§ **Required work**: The whole set of entries is to be restated word for word.

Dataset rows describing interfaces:
== Segment start ==
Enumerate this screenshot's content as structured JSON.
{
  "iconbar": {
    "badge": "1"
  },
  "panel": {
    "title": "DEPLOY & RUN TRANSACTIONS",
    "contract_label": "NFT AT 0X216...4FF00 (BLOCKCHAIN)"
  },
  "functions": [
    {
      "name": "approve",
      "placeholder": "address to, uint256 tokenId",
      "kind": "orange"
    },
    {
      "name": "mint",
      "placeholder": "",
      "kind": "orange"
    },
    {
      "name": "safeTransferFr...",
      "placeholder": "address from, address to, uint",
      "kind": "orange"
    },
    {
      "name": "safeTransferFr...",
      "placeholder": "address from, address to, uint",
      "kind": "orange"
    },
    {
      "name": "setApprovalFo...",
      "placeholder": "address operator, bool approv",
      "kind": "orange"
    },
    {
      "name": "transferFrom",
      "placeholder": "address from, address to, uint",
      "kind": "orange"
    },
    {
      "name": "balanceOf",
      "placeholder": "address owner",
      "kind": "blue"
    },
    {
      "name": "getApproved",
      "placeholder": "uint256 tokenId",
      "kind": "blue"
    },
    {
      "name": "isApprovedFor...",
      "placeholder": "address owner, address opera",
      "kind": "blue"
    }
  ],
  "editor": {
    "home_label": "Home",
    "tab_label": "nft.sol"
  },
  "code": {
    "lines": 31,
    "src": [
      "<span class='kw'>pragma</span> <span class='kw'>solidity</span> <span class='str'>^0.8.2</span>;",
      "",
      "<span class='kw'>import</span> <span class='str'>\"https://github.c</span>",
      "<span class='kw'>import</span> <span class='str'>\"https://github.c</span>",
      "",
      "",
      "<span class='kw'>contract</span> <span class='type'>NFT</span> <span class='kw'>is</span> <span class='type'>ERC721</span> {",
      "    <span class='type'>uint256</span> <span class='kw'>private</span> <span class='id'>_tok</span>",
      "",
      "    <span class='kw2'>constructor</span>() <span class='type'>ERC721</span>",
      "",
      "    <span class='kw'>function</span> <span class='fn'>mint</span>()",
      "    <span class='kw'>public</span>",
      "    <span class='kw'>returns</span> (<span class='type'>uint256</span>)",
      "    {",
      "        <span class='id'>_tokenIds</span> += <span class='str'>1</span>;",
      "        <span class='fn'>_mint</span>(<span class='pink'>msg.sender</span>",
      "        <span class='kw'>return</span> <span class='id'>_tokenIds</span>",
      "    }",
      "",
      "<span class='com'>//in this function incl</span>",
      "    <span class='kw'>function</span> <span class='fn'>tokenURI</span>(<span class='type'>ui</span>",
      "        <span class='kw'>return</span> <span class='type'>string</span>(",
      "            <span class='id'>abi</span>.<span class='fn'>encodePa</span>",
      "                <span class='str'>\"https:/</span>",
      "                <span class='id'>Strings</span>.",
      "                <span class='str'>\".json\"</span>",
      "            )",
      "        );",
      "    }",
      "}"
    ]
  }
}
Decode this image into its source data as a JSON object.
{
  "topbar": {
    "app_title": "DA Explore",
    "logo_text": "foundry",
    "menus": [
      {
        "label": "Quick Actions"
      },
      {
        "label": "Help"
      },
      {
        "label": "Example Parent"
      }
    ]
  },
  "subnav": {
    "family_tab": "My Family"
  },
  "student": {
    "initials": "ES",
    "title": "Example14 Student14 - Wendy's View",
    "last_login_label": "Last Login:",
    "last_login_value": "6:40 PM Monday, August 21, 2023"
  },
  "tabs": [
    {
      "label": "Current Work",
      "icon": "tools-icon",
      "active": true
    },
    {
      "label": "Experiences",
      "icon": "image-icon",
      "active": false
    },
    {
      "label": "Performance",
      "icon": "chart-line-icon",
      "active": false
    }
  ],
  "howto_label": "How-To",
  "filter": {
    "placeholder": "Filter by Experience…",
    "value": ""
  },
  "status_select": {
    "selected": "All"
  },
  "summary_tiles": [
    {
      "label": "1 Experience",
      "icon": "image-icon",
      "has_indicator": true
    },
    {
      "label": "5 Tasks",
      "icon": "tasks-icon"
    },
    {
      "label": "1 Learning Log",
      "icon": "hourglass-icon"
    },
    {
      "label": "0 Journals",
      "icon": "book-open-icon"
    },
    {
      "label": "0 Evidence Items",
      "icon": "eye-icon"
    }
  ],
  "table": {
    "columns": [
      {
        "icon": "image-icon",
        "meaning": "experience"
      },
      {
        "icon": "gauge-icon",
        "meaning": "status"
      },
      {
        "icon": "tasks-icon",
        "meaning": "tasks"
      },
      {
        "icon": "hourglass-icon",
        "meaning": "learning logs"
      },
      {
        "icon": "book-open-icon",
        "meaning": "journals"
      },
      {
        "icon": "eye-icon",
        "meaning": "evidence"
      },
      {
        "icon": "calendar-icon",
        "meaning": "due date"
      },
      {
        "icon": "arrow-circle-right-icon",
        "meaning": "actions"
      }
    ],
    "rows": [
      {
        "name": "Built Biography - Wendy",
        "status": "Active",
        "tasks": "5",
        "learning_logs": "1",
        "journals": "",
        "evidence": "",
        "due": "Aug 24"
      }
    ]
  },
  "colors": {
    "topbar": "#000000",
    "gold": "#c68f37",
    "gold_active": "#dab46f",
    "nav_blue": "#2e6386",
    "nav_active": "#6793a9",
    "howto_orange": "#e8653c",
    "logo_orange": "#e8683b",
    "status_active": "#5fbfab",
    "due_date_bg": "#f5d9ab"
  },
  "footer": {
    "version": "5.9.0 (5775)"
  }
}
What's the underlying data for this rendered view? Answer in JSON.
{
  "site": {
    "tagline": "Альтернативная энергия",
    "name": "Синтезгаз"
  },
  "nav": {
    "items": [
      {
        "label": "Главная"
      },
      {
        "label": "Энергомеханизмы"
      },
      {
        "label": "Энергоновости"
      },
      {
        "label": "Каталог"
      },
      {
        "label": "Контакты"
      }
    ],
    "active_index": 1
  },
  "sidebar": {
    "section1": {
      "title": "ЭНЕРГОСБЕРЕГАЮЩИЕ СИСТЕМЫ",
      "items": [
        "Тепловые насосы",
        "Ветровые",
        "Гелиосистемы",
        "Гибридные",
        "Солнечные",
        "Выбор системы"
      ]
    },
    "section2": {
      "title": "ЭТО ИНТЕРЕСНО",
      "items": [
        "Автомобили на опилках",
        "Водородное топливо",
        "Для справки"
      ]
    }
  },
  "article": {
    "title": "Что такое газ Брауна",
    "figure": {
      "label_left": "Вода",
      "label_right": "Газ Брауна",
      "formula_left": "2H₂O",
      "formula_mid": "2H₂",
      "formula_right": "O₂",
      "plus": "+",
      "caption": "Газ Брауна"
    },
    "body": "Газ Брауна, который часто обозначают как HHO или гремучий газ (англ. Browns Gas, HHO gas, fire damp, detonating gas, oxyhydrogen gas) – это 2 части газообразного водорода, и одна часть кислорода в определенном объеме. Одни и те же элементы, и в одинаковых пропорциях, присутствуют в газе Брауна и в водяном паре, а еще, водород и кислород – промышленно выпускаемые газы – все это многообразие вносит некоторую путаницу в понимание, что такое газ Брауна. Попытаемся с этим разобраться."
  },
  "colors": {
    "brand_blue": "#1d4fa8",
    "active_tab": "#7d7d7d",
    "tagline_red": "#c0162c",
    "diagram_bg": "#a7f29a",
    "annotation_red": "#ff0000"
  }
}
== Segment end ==
§ **Response below**:
Enumerate this screenshot's content as structured JSON.
{
  "iconbar": {
    "badge": "1"
  },
  "panel": {
    "title": "DEPLOY & RUN TRANSACTIONS",
    "contract_label": "NFT AT 0X216...4FF00 (BLOCKCHAIN)"
  },
  "functions": [
    {
      "name": "approve",
      "placeholder": "address to, uint256 tokenId",
      "kind": "orange"
    },
    {
      "name": "mint",
      "placeholder": "",
      "kind": "orange"
    },
    {
      "name": "safeTransferFr...",
      "placeholder": "address from, address to, uint",
      "kind": "orange"
    },
    {
      "name": "safeTransferFr...",
      "placeholder": "address from, address to, uint",
      "kind": "orange"
    },
    {
      "name": "setApprovalFo...",
      "placeholder": "address operator, bool approv",
      "kind": "orange"
    },
    {
      "name": "transferFrom",
      "placeholder": "address from, address to, uint",
      "kind": "orange"
    },
    {
      "name": "balanceOf",
      "placeholder": "address owner",
      "kind": "blue"
    },
    {
      "name": "getApproved",
      "placeholder": "uint256 tokenId",
      "kind": "blue"
    },
    {
      "name": "isApprovedFor...",
      "placeholder": "address owner, address opera",
      "kind": "blue"
    }
  ],
  "editor": {
    "home_label": "Home",
    "tab_label": "nft.sol"
  },
  "code": {
    "lines": 31,
    "src": [
      "<span class='kw'>pragma</span> <span class='kw'>solidity</span> <span class='str'>^0.8.2</span>;",
      "",
      "<span class='kw'>import</span> <span class='str'>\"https://github.c</span>",
      "<span class='kw'>import</span> <span class='str'>\"https://github.c</span>",
      "",
      "",
      "<span class='kw'>contract</span> <span class='type'>NFT</span> <span class='kw'>is</span> <span class='type'>ERC721</span> {",
      "    <span class='type'>uint256</span> <span class='kw'>private</span> <span class='id'>_tok</span>",
      "",
      "    <span class='kw2'>constructor</span>() <span class='type'>ERC721</span>",
      "",
      "    <span class='kw'>function</span> <span class='fn'>mint</span>()",
      "    <span class='kw'>public</span>",
      "    <span class='kw'>returns</span> (<span class='type'>uint256</span>)",
      "    {",
      "        <span class='id'>_tokenIds</span> += <span class='str'>1</span>;",
      "        <span class='fn'>_mint</span>(<span class='pink'>msg.sender</span>",
      "        <span class='kw'>return</span> <span class='id'>_tokenIds</span>",
      "    }",
      "",
      "<span class='com'>//in this function incl</span>",
      "    <span class='kw'>function</span> <span class='fn'>tokenURI</span>(<span class='type'>ui</span>",
      "        <span class='kw'>return</span> <span class='type'>string</span>(",
      "            <span class='id'>abi</span>.<span class='fn'>encodePa</span>",
      "                <span class='str'>\"https:/</span>",
      "                <span class='id'>Strings</span>.",
      "                <span class='str'>\".json\"</span>",
      "            )",
      "        );",
      "    }",
      "}"
    ]
  }
}
Decode this image into its source data as a JSON object.
{
  "topbar": {
    "app_title": "DA Explore",
    "logo_text": "foundry",
    "menus": [
      {
        "label": "Quick Actions"
      },
      {
        "label": "Help"
      },
      {
        "label": "Example Parent"
      }
    ]
  },
  "subnav": {
    "family_tab": "My Family"
  },
  "student": {
    "initials": "ES",
    "title": "Example14 Student14 - Wendy's View",
    "last_login_label": "Last Login:",
    "last_login_value": "6:40 PM Monday, August 21, 2023"
  },
  "tabs": [
    {
      "label": "Current Work",
      "icon": "tools-icon",
      "active": true
    },
    {
      "label": "Experiences",
      "icon": "image-icon",
      "active": false
    },
    {
      "label": "Performance",
      "icon": "chart-line-icon",
      "active": false
    }
  ],
  "howto_label": "How-To",
  "filter": {
    "placeholder": "Filter by Experience…",
    "value": ""
  },
  "status_select": {
    "selected": "All"
  },
  "summary_tiles": [
    {
      "label": "1 Experience",
      "icon": "image-icon",
      "has_indicator": true
    },
    {
      "label": "5 Tasks",
      "icon": "tasks-icon"
    },
    {
      "label": "1 Learning Log",
      "icon": "hourglass-icon"
    },
    {
      "label": "0 Journals",
      "icon": "book-open-icon"
    },
    {
      "label": "0 Evidence Items",
      "icon": "eye-icon"
    }
  ],
  "table": {
    "columns": [
      {
        "icon": "image-icon",
        "meaning": "experience"
      },
      {
        "icon": "gauge-icon",
        "meaning": "status"
      },
      {
        "icon": "tasks-icon",
        "meaning": "tasks"
      },
      {
        "icon": "hourglass-icon",
        "meaning": "learning logs"
      },
      {
        "icon": "book-open-icon",
        "meaning": "journals"
      },
      {
        "icon": "eye-icon",
        "meaning": "evidence"
      },
      {
        "icon": "calendar-icon",
        "meaning": "due date"
      },
      {
        "icon": "arrow-circle-right-icon",
        "meaning": "actions"
      }
    ],
    "rows": [
      {
        "name": "Built Biography - Wendy",
        "status": "Active",
        "tasks": "5",
        "learning_logs": "1",
        "journals": "",
        "evidence": "",
        "due": "Aug 24"
      }
    ]
  },
  "colors": {
    "topbar": "#000000",
    "gold": "#c68f37",
    "gold_active": "#dab46f",
    "nav_blue": "#2e6386",
    "nav_active": "#6793a9",
    "howto_orange": "#e8653c",
    "logo_orange": "#e8683b",
    "status_active": "#5fbfab",
    "due_date_bg": "#f5d9ab"
  },
  "footer": {
    "version": "5.9.0 (5775)"
  }
}
What's the underlying data for this rendered view? Answer in JSON.
{
  "site": {
    "tagline": "Альтернативная энергия",
    "name": "Синтезгаз"
  },
  "nav": {
    "items": [
      {
        "label": "Главная"
      },
      {
        "label": "Энергомеханизмы"
      },
      {
        "label": "Энергоновости"
      },
      {
        "label": "Каталог"
      },
      {
        "label": "Контакты"
      }
    ],
    "active_index": 1
  },
  "sidebar": {
    "section1": {
      "title": "ЭНЕРГОСБЕРЕГАЮЩИЕ СИСТЕМЫ",
      "items": [
        "Тепловые насосы",
        "Ветровые",
        "Гелиосистемы",
        "Гибридные",
        "Солнечные",
        "Выбор системы"
      ]
    },
    "section2": {
      "title": "ЭТО ИНТЕРЕСНО",
      "items": [
        "Автомобили на опилках",
        "Водородное топливо",
        "Для справки"
      ]
    }
  },
  "article": {
    "title": "Что такое газ Брауна",
    "figure": {
      "label_left": "Вода",
      "label_right": "Газ Брауна",
      "formula_left": "2H₂O",
      "formula_mid": "2H₂",
      "formula_right": "O₂",
      "plus": "+",
      "caption": "Газ Брауна"
    },
    "body": "Газ Брауна, который часто обозначают как HHO или гремучий газ (англ. Browns Gas, HHO gas, fire damp, detonating gas, oxyhydrogen gas) – это 2 части газообразного водорода, и одна часть кислорода в определенном объеме. Одни и те же элементы, и в одинаковых пропорциях, присутствуют в газе Брауна и в водяном паре, а еще, водород и кислород – промышленно выпускаемые газы – все это многообразие вносит некоторую путаницу в понимание, что такое газ Брауна. Попытаемся с этим разобраться."
  },
  "colors": {
    "brand_blue": "#1d4fa8",
    "active_tab": "#7d7d7d",
    "tagline_red": "#c0162c",
    "diagram_bg": "#a7f29a",
    "annotation_red": "#ff0000"
  }
}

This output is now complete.